When I started writing science fiction, I had a few “general” first readers who would read what I wrote, and very few, if any “in-community” readers steeped in the language and tropes of science fiction. I was very glad that “regular” or “general” readers could understand the stories I was writing, and that I was putting together conflicts and characters that regular people could relate to.
I’m novelizing “To Kiss the Star” and I thought it would be a good idea to take the first part of it to a more “general” audience to see their reaction. So, I signed up for the Critiquenic of the Los Angeles-area Society of Children’s Book Writers and Illustrators (SCBWI) that was held last weekend. This is an annual event, and small critique groups break up and read each others’ work for picture books, middle grade, and YA books.
So, I got my general readers at this event, although the entire group was writing something with an element of the fantastic (light fantasy, urban fantasy, etc.), with the single exception of a really cool historical story for older teens.
The picture, by the way, is an illustration of Sarcosuchus, a 40-foot long Triassic crocodile – the infamous “supercroc.” Point being, this beast isn’t a direct ancestor of today’s crocodilians, it’s an ancient similar animal. Nature has recreated certain body plans over and over . . . even the clumsy reptilian side-leg arrangement has its benefits.
In my opinion, the average person is going to see this as a giant crocodile, end of story.
What were the advantages of presenting “To Kiss the Star” to a group of general readers? Well, none of them said it was like “The Ship Who Sang” – advantage #1. Also, they thought that the idea was original, and liked Melodie. However, some of them missed things that are clearly explicated in the text, suitable for “in genre” readers. For example, the story clearly states that Melodie has the opportunity to become a probe controller because she won the cripple lottery. That didn’t register with some readers. Others didn’t know how her voiceboard worked, even though she explained its workings in the story.
Her voiceboard is similar to the one used by Stephen Hawking:
” . . .David Mason, of Cambridge Adaptive Communication, fitted a small
portable computer and a speech synthesizer to my wheel chair. This
system allowed me to communicate much better than I could before. I can
manage up to 15 words a minute. I can either speak what I have written,
or save it to disk. I can then print it out, or call it back and speak
it sentence by sentence. Using this system, I have written a book, and
dozens of scientific papers. I have also given many scientific and
popular talks. They have all been well received. I think that is in a
large part due to the quality of the speech synthesiser, which is made
by Speech Plus. One’s voice is very important. If you have a slurred
voice, people are likely to treat you as mentally deficient: Does he
take sugar? This synthesiser is by far the best I have heard, because
it varies the intonation, and doesn’t speak like a Dalek. The only
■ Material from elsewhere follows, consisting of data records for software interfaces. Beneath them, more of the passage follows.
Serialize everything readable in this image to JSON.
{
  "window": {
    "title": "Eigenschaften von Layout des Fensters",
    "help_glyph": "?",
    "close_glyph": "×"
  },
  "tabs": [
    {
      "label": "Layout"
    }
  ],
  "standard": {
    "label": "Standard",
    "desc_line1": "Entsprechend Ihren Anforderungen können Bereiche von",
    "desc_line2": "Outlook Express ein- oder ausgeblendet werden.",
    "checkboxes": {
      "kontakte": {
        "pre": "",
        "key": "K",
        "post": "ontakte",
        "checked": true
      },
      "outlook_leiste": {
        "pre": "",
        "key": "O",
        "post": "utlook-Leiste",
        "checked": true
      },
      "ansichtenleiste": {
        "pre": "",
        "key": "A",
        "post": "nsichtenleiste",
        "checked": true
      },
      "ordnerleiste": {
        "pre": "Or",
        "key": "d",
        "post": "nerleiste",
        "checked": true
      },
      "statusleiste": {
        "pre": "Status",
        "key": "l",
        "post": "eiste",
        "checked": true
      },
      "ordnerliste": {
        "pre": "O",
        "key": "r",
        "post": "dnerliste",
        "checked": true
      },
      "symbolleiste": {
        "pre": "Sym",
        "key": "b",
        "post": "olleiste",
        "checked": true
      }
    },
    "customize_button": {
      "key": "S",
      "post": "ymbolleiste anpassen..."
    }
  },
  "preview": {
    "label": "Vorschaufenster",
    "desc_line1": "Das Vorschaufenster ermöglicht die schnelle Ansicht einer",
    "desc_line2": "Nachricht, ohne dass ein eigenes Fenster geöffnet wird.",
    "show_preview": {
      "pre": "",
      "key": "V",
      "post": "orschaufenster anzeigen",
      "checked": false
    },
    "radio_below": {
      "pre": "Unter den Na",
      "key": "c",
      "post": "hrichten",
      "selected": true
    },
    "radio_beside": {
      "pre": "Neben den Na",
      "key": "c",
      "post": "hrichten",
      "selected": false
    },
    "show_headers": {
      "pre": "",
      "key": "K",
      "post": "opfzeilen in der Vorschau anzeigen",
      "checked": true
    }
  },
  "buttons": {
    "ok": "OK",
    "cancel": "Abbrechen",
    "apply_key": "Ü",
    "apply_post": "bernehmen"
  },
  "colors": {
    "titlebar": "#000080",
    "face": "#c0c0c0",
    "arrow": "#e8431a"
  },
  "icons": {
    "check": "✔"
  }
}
trouble is that it gives me an American accent.”
So, the moral of this story is – the “reality” of the science in a story isn’t as important as what the reader perceives as reality. This is basic storytelling 101, and I find this cognitive dissonance between in-genre SF and “regular” SF for general audiences fascinating. In-genre explanations usually focus on language – i.e. “special” sci fi terms that are “offputting” to the general reader and so-on. I have a feeling that I’ve hit on something that is much more a cause of SF not being picked up for general audiences than I’ve heard from others. Readers will accept almost any SFnal premise as long as it fits with the story and makes sense within the story. However, the story needs to make sense on a character and conflict basis – the characters have to be the right ones for the story, and the conflict needs to fit who those characters are. Above all, readers want to be able to relate to the characters, and the overall conflict needs to be something comprehensible – with “stakes” that the readers can understand.
That, I think, is why some of the very successful SF for young people in recent years, such as Suzanne Collins’ Hunger Games, which is a post-apocalyptic story with a simple, yet frightening premise, have proven so popular.